5) Reward good performance
Recognizing and rewarding good performance inspires staff and promotes a happy work atmosphere. You can distribute bonuses, recognize employees publicly, or launch an employee-of-the-month program. Personalize awards so that they are more meaningful to each employee.
6) Build an open communication culture
Create an open communication culture by providing constructive comments regularly and encouraging employees to share ideas and concerns. Implementing their suggestions enhances the workplace and shows that you value their feedback.
7) Embrace technology
Incorporating technology into your restaurant's operations can increase efficiency and staff satisfaction while decreasing workload. These tools may include:
- Staff scheduling software allows you to create and manage work schedules.
- Tabletop tablets for in-seat queries and orders.
- Inventory management software for stock tracking and menu modifications.
- Apps for online table booking.
- Employee skills training software.
- Point-of-sale (POS) software that supports several payment methods and offsite events.
- Tools for collecting diner feedback.
- Apps for dynamic menu changes and customer engagement.
- Payroll management software simplifies employee remuneration and financial data.
8) Optimize Your Restaurant Staff for Success
Staffing is critical for the restaurant business, as it ensures quality service, financial stability, and employee satisfaction.
Understand the FoH and BoH positions and examine your restaurant's demands to establish your personnel needs. Then, attract individuals via multiple channels and pick those with the right skills. Make sure to provide competitive salaries, fair scheduling, and employee perks.
Wrapping Up: Guide to Restaurant Staffing
Hiring and retaining employees is one of the most difficult tasks a restaurateur will undertake. The past few years have been one of the most difficult for staff due to high wages, high turnover, and a labor shortage.

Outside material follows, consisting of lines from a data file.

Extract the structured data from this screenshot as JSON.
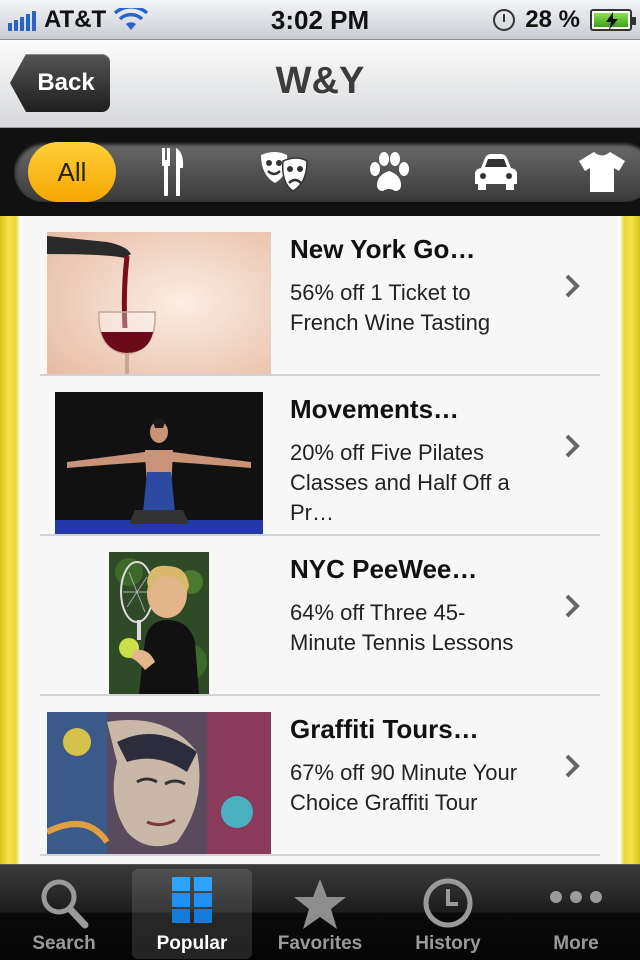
{
  "status_bar": {
    "carrier": "AT&T",
    "time": "3:02 PM",
    "battery": "28 %"
  },
  "nav": {
    "back_label": "Back",
    "title": "W&Y"
  },
  "categories": {
    "selected": "All",
    "items": [
      {
        "label": "All"
      },
      {
        "icon": "fork-knife-icon"
      },
      {
        "icon": "theater-masks-icon"
      },
      {
        "icon": "paw-icon"
      },
      {
        "icon": "car-icon"
      },
      {
        "icon": "tshirt-icon"
      }
    ]
  },
  "deals": [
    {
      "title": "New York Go…",
      "description": "56% off 1 Ticket to French Wine Tasting",
      "image": "wine-pour-photo"
    },
    {
      "title": "Movements…",
      "description": "20% off Five Pilates Classes and Half Off a Pr…",
      "image": "pilates-photo"
    },
    {
      "title": "NYC PeeWee…",
      "description": "64% off Three 45-Minute Tennis Lessons",
      "image": "tennis-girl-photo"
    },
    {
      "title": "Graffiti Tours…",
      "description": "67% off 90 Minute Your Choice Graffiti Tour",
      "image": "graffiti-photo"
    }
  ],
  "tabs": [
    {
      "label": "Search",
      "icon": "magnifier-icon"
    },
    {
      "label": "Popular",
      "icon": "grid-icon",
      "active": true
    },
    {
      "label": "Favorites",
      "icon": "star-icon"
    },
    {
      "label": "History",
      "icon": "clock-icon"
    },
    {
      "label": "More",
      "icon": "more-dots-icon"
    }
  ],
  "colors": {
    "accent": "#f5a700",
    "side_yellow": "#e9d73b"
  }
}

However, you may overcome staffing issues if you define success, provide a detailed job description, and hire strategically.